Paradise Pedals employs the leg power of up to 15 riders to explore Honolulu's sites and neighborhoods in a manner that earns a high-five from Mother Nature. A series of bicycles joined together beneath a mobile bar, the fuel-free vehicle moseys through streets at approximately 5 miles per hour, and sometimes faster when going down a slope or being pulled by concerned sailors who confuse the structure for a boat. As onboard speakers crank out tunes, one of the company's drivers steers groups along one of two routes, each of which provides unique photo opportunities and chances to check out bars, restaurants, and the beachfronts. With an attached roof, riders can relax, sip nonalcoholic drinks, and remain protected from the sun or the unpredictable downpours of leis that plague Honolulu's forecasts.
Enchanted by a walking tour of Manhattan he took in 2007, the Honolulu Star Bulletin reports, Casey Hewes decided that his hometown of Honolulu deserved a similar guided trek focused on its rich history and culture. After recruiting former police officer and fellow lifelong history buff Richard Wong, Hewes opened Ohana Walking Tours one year later. Richard meets patrons beneath the Aliiolani Hale archway—situated right behind the King Kamehameha statue—and leads a two-hour jaunt past such attractions and landmarks as the Iolani Palace and the mayor's office. Guests also visit numerous Hawaiian firsts, including the state's first church, police station, and pizzeria, which was formed by a cooling volcano full of ham and pineapple.
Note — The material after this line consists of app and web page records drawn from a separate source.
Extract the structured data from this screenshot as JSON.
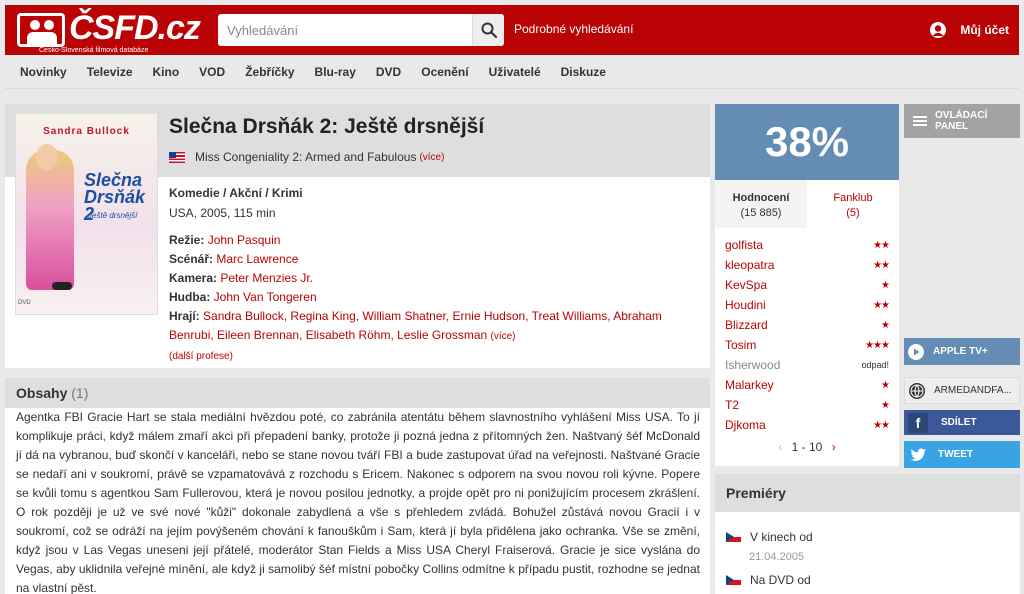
{
  "header": {
    "logo_text": "ČSFD.cz",
    "logo_tagline": "Česko-Slovenská filmová databáze",
    "search_placeholder": "Vyhledávání",
    "advanced_search": "Podrobné vyhledávání",
    "account": "Můj účet"
  },
  "nav": [
    "Novinky",
    "Televize",
    "Kino",
    "VOD",
    "Žebříčky",
    "Blu-ray",
    "DVD",
    "Ocenění",
    "Uživatelé",
    "Diskuze"
  ],
  "film": {
    "title": "Slečna Drsňák 2: Ještě drsnější",
    "alt_title": "Miss Congeniality 2: Armed and Fabulous",
    "alt_more": "(více)",
    "genres": "Komedie / Akční / Krimi",
    "origin": "USA, 2005, 115 min",
    "poster": {
      "actor": "Sandra Bullock",
      "title_line1": "Slečna",
      "title_line2": "Drsňák 2",
      "subtitle": "Ještě drsnější",
      "dvd": "DVD"
    },
    "credits": {
      "directing_label": "Režie:",
      "directing": "John Pasquin",
      "screenplay_label": "Scénář:",
      "screenplay": "Marc Lawrence",
      "camera_label": "Kamera:",
      "camera": "Peter Menzies Jr.",
      "music_label": "Hudba:",
      "music": "John Van Tongeren",
      "cast_label": "Hrají:",
      "cast": "Sandra Bullock, Regina King, William Shatner, Ernie Hudson, Treat Williams, Abraham Benrubi, Eileen Brennan, Elisabeth Röhm, Leslie Grossman",
      "cast_more": "(více)",
      "more_professions": "(další profese)"
    }
  },
  "plot": {
    "heading": "Obsahy",
    "count": "(1)",
    "text": "Agentka FBI Gracie Hart se stala mediální hvězdou poté, co zabránila atentátu během slavnostního vyhlášení Miss USA. To jí komplikuje práci, když málem zmaří akci při přepadení banky, protože ji pozná jedna z přítomných žen. Naštvaný šéf McDonald jí dá na vybranou, buď skončí v kanceláři, nebo se stane novou tváří FBI a bude zastupovat úřad na veřejnosti. Naštvané Gracie se nedaří ani v soukromí, právě se vzpamatovává z rozchodu s Ericem. Nakonec s odporem na svou novou roli kývne. Popere se kvůli tomu s agentkou Sam Fullerovou, která je novou posilou jednotky, a projde opět pro ni ponižujícím procesem zkrášlení. O rok později je už ve své nové \"kůži\" dokonale zabydlená a vše s přehledem zvládá. Bohužel zůstává novou Gracií i v soukromí, což se odráží na jejím povýšeném chování k fanouškům i Sam, která jí byla přidělena jako ochranka. Vše se změní, když jsou v Las Vegas uneseni její přátelé, moderátor Stan Fields a Miss USA Cheryl Fraiserová. Gracie je sice vyslána do Vegas, aby uklidnila veřejné mínění, ale když ji samolibý šéf místní pobočky Collins odmítne k případu pustit, rozhodne se jednat na vlastní pěst."
  },
  "rating": {
    "percent": "38%",
    "color": "#658db3",
    "tab_ratings_label": "Hodnocení",
    "tab_ratings_count": "(15 885)",
    "tab_fanclub_label": "Fanklub",
    "tab_fanclub_count": "(5)",
    "users": [
      {
        "name": "golfista",
        "stars": "★★"
      },
      {
        "name": "kleopatra",
        "stars": "★★"
      },
      {
        "name": "KevSpa",
        "stars": "★"
      },
      {
        "name": "Houdini",
        "stars": "★★"
      },
      {
        "name": "Blizzard",
        "stars": "★"
      },
      {
        "name": "Tosim",
        "stars": "★★★"
      },
      {
        "name": "Isherwood",
        "stars": "odpad!"
      },
      {
        "name": "Malarkey",
        "stars": "★"
      },
      {
        "name": "T2",
        "stars": "★"
      },
      {
        "name": "Djkoma",
        "stars": "★★"
      }
    ],
    "pager": "1 - 10",
    "pager_prev": "‹",
    "pager_next": "›"
  },
  "premieres": {
    "heading": "Premiéry",
    "cinema_label": "V kinech od",
    "cinema_date": "21.04.2005",
    "dvd_label": "Na DVD od"
  },
  "side": {
    "control_panel_line1": "OVLÁDACÍ",
    "control_panel_line2": "PANEL",
    "apple_tv": "APPLE TV+",
    "web": "ARMEDANDFA...",
    "share": "SDÍLET",
    "tweet": "TWEET",
    "fb_letter": "f"
  }
}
Throughout the tour, Richard connects rich anecdotes about Honolulu's past with their relevance to contemporary issues affecting the city today.
A birthday girl surrounded by her best friends dances to her favorite song and moves across a glittering black-granite floor to grab a drink at the bar. Overhead, mirrored ceilings reflect the light of fiber-optic stars. A dancing pole invites flashy dance moves or flashier firefighter imitations. The driver turns around to let everyone know they're about to park. What looks and feels like the VIP section of a nightclub is actually the inside of an Oahu Party Bus. The company's fleet of fully equipped vehicles chauffeurs groups of up to 40 people across the island in style, making stops at scenic locations such as Kualoa Ranch or The Valley of the Temples. Drivers can deliver guests to favorite bars or simply cruise for a one-of-a-kind night on the road. Guests can blast their own music over the bus's sound system, play DVDs on flat-screen TVs, or sing karaoke songs to court applause from passing cars.